Hunting pressured dogs
Coyotes living in areas that are and have been heavily hunted will naturally be more aware and therefore harder to hunt. Remember that you probably aren’t the only ones who have hunted in your area, coyotes are incredibly adaptive and will relocate if danger presents itself.
When you are hunting pressured dogs it is important to change up your tactics, try new things and be innovative with your hunting strategies. Old tricks will be anticipated by cautious coyotes and will not prove to be very successful.
What Is The Best Time To Hunt Coyotes?
Coyote hunting is something that can be done throughout most of the calendar year. In terms of the best season to hunt, the best time to hunt coyotes is during the winter season. As the winter goes on the coyote populations will do less nighttime hunting and will be out and about during the daytime. In the winter, coyotes will also tend to travel together and provide more hunting opportunities than in the summer season.
Coyotes are known to be nocturnal hunters, which means that the best times to hunt them would be at dusk and dawn for the most part. This is when they will usually be most active, however as discussed they will be more active during the day as the temperature drops.
Are Coyotes Hard To Hunt?

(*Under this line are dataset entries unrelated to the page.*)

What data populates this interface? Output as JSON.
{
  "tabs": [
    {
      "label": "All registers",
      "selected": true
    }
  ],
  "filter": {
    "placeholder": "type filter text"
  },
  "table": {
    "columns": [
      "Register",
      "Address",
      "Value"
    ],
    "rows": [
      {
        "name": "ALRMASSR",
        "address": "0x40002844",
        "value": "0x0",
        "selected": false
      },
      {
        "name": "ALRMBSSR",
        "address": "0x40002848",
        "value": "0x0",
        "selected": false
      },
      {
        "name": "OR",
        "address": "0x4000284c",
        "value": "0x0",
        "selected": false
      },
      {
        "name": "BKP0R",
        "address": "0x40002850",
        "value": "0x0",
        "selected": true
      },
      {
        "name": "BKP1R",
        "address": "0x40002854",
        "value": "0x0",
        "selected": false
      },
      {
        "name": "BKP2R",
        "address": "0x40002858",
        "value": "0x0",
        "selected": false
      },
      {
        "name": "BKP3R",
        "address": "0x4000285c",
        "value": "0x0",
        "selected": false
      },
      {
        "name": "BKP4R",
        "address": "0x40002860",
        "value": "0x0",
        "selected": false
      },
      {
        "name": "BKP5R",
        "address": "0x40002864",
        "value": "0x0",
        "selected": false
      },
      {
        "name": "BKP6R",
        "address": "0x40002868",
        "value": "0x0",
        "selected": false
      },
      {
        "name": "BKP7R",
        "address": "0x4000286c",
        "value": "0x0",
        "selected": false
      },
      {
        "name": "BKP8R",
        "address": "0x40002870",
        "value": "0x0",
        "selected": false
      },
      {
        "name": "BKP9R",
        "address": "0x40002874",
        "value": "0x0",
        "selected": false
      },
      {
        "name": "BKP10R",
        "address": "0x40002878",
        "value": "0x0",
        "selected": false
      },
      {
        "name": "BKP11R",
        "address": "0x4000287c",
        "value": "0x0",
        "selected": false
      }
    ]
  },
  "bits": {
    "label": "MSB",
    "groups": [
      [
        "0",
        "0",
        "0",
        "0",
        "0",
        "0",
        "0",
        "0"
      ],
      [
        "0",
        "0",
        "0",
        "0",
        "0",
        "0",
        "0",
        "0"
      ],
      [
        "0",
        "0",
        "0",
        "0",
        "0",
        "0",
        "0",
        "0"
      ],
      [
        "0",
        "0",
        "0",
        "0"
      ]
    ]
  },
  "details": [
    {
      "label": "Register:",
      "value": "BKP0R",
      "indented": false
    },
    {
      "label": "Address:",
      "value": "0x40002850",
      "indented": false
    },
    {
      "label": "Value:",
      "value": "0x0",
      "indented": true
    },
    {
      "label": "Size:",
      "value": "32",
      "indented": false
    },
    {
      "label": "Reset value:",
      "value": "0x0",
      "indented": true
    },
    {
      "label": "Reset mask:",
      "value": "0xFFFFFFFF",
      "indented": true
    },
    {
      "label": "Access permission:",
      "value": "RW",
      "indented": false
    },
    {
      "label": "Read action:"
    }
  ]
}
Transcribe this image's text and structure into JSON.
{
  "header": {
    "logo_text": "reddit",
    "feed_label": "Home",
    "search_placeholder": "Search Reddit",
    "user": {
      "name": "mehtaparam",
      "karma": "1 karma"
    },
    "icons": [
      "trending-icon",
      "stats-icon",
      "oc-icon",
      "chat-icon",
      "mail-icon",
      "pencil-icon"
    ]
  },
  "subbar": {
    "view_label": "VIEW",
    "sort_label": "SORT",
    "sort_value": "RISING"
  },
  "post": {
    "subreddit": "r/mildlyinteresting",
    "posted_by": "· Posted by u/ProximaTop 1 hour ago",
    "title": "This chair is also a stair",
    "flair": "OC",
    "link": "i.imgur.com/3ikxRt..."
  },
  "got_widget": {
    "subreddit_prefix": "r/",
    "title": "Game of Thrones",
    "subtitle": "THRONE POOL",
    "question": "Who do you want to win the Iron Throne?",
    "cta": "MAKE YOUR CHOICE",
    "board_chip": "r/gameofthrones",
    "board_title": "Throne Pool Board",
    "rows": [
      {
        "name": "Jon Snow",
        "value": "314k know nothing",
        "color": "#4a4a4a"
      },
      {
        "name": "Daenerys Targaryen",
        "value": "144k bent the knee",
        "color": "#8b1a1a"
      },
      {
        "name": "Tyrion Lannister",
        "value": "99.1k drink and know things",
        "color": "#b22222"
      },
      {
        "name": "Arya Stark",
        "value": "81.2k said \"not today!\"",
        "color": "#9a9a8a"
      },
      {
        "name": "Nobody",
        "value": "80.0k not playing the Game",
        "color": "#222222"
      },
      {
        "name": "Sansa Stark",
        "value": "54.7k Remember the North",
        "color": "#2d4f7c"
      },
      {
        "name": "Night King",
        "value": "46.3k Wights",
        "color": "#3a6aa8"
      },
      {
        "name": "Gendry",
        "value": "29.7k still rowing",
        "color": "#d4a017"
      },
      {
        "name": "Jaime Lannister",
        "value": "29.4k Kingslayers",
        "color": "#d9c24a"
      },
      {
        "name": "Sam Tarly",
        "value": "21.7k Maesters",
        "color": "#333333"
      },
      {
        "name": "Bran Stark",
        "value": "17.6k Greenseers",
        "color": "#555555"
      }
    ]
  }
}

The answer here is yes and no. Coyotes are very smart animals who are also known to be incredibly good at adapting to their surroundings. With this being said, if you don’t know what you are doing and are susceptible to making some of the common coyote hunting mistakes, it will be hard to hunt them.
Coyotes are also small and fast, making them naturally much harder to hunt and kill than some of the larger and slower game on the menu.
With this being said, coyotes have incredibly overinflated populations making them readily available for hunters. Thanks to the sheer number of these animals present in our ecosystems, locating them is relatively easy for hunters to do.
They are also known as food and scrap scavengers, which means that they can be quite easily baited or lured by the right scents or meat baits. Hunters who know what to use shouldn’t have too hard of a time creating some attention.
Will A Coyote Attack A Human?
Coyotes will not see humans as potential prey or potential food. Their usual prey targets are much smaller animals like mice, rabbits, and moles. With this being said, like many other animals, coyotes will in some cases chase something that tries to run from them.
If you happen to find yourself in a confrontation with a coyote, stand your ground and make yourself big. Wave your arms, make lots of loud noise, and if possible throw objects near the coyote to scare it away.
If coyotes have been fed by a human and associate them with feeding, they may get somewhat demandingly aggressive and end up nipping and biting at the human in question. It is generally advised to simply not feed any coyotes in order to avoid any potentially dangerous situations.
Why Is Coyote Mating Season Dangerous?
The coyote mating season is considered to be dangerous for small dogs and other smaller pets. During mating season, male coyotes become more aggressive and have been known to attack pets that have been left outside, even for a few minutes. There have even been reports of coyotes jumping over fences to attack pets on the other side.
Coyotes are intelligent and will pick up on routines and patterns in behavior. If they set their sites on something for an attack, they will observe and wait for the right time to pounce. Always walk your dog with a leash and don’t let any cats outside wander during coyote mating seasons.
In conclusion, coyote hunting is becoming a necessary part of regulating the coyote populations in North America. Protecting livestock and helping deer and other game animals cope with the influx of coyotes in their habitats is incredibly important for the overall health of our northern ecosystems.
As a hunter, choosing the right weapon and ammunition, learning how to avoid common mistakes, and perfecting the art of coyote hunting from all angles isn’t as easy as some may think. Use our guide to help develop your skills and become an expert coyote hunter.